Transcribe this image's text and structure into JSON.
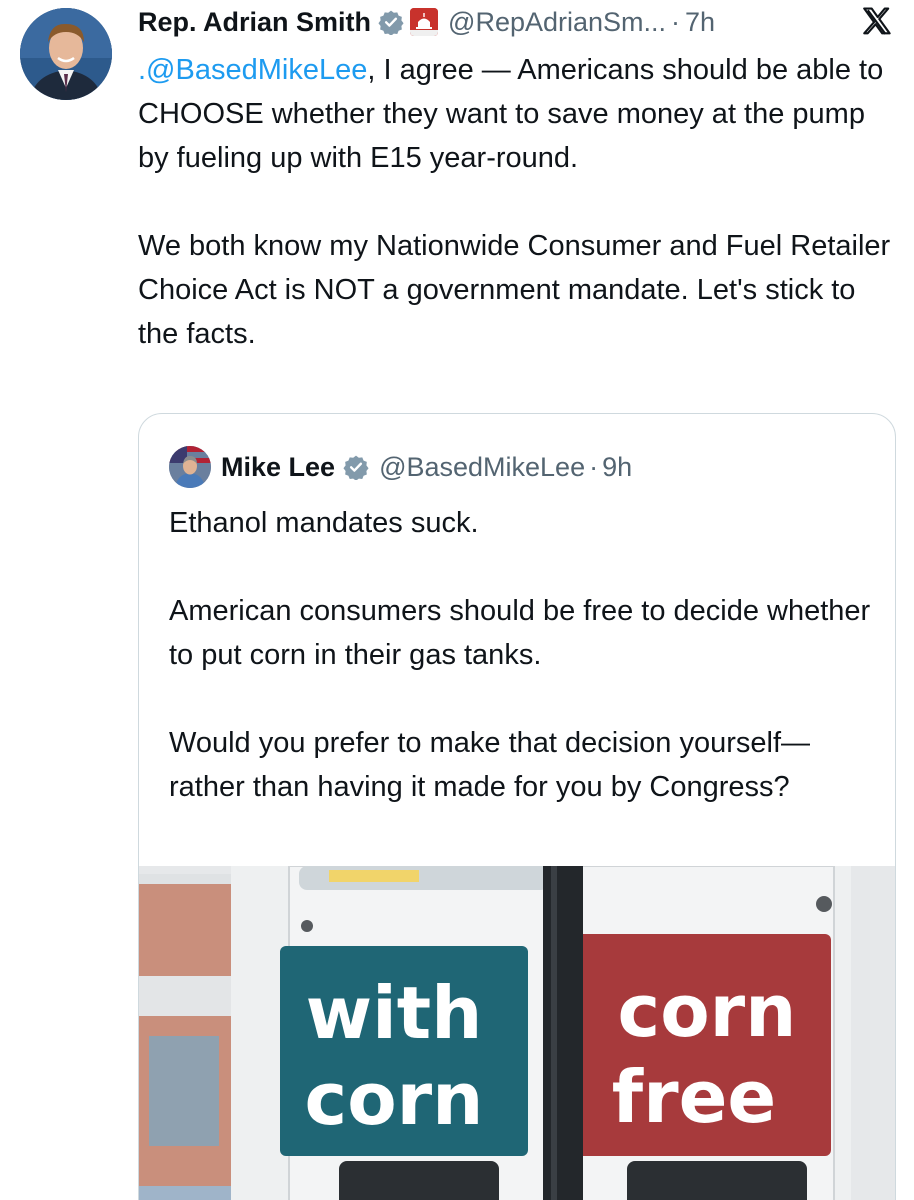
{
  "tweet": {
    "author_name": "Rep. Adrian Smith",
    "handle": "@RepAdrianSm...",
    "separator": "·",
    "time": "7h",
    "mention": ".@BasedMikeLee",
    "line_rest": ", I agree — Americans should be",
    "paragraph1_rest": "able to CHOOSE whether they want to save money at the pump by fueling up with E15 year-round.",
    "paragraph2": "We both know my Nationwide Consumer and Fuel Retailer Choice Act is NOT a government mandate. Let's stick to the facts."
  },
  "quote": {
    "author_name": "Mike Lee",
    "handle": "@BasedMikeLee",
    "separator": "·",
    "time": "9h",
    "paragraph1": "Ethanol mandates suck.",
    "paragraph2": "American consumers should be free to decide whether to put corn in their gas tanks.",
    "paragraph3": "Would you prefer to make that decision yourself—rather than having it made for you by Congress?"
  },
  "image": {
    "left_sign_line1": "with",
    "left_sign_line2": "corn",
    "right_sign_line1": "corn",
    "right_sign_line2": "free"
  },
  "colors": {
    "accent": "#1d9bf0",
    "secondary_text": "#536471",
    "verified_badge": "#829aab",
    "left_sign": "#1f6675",
    "right_sign": "#a73a3c",
    "border": "#cfd9de"
  },
  "icons": {
    "verified": "verified-badge-icon",
    "government": "capitol-badge-icon",
    "x_logo": "x-logo-icon"
  }
}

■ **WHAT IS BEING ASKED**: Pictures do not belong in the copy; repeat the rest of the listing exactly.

■ **RESPONSE**:
Transcribe this image's text and structure into JSON.
{
  "tweet": {
    "author_name": "Rep. Adrian Smith",
    "handle": "@RepAdrianSm...",
    "separator": "·",
    "time": "7h",
    "mention": ".@BasedMikeLee",
    "line_rest": ", I agree — Americans should be",
    "paragraph1_rest": "able to CHOOSE whether they want to save money at the pump by fueling up with E15 year-round.",
    "paragraph2": "We both know my Nationwide Consumer and Fuel Retailer Choice Act is NOT a government mandate. Let's stick to the facts."
  },
  "quote": {
    "author_name": "Mike Lee",
    "handle": "@BasedMikeLee",
    "separator": "·",
    "time": "9h",
    "paragraph1": "Ethanol mandates suck.",
    "paragraph2": "American consumers should be free to decide whether to put corn in their gas tanks.",
    "paragraph3": "Would you prefer to make that decision yourself—rather than having it made for you by Congress?"
  },
  "image": {
    "left_sign_line1": "with",
    "left_sign_line2": "corn",
    "right_sign_line1": "corn",
    "right_sign_line2": "free"
  },
  "colors": {
    "accent": "#1d9bf0",
    "secondary_text": "#536471",
    "verified_badge": "#829aab",
    "left_sign": "#1f6675",
    "right_sign": "#a73a3c",
    "border": "#cfd9de"
  },
  "icons": {
    "verified": "verified-badge-icon",
    "government": "capitol-badge-icon",
    "x_logo": "x-logo-icon"
  }
}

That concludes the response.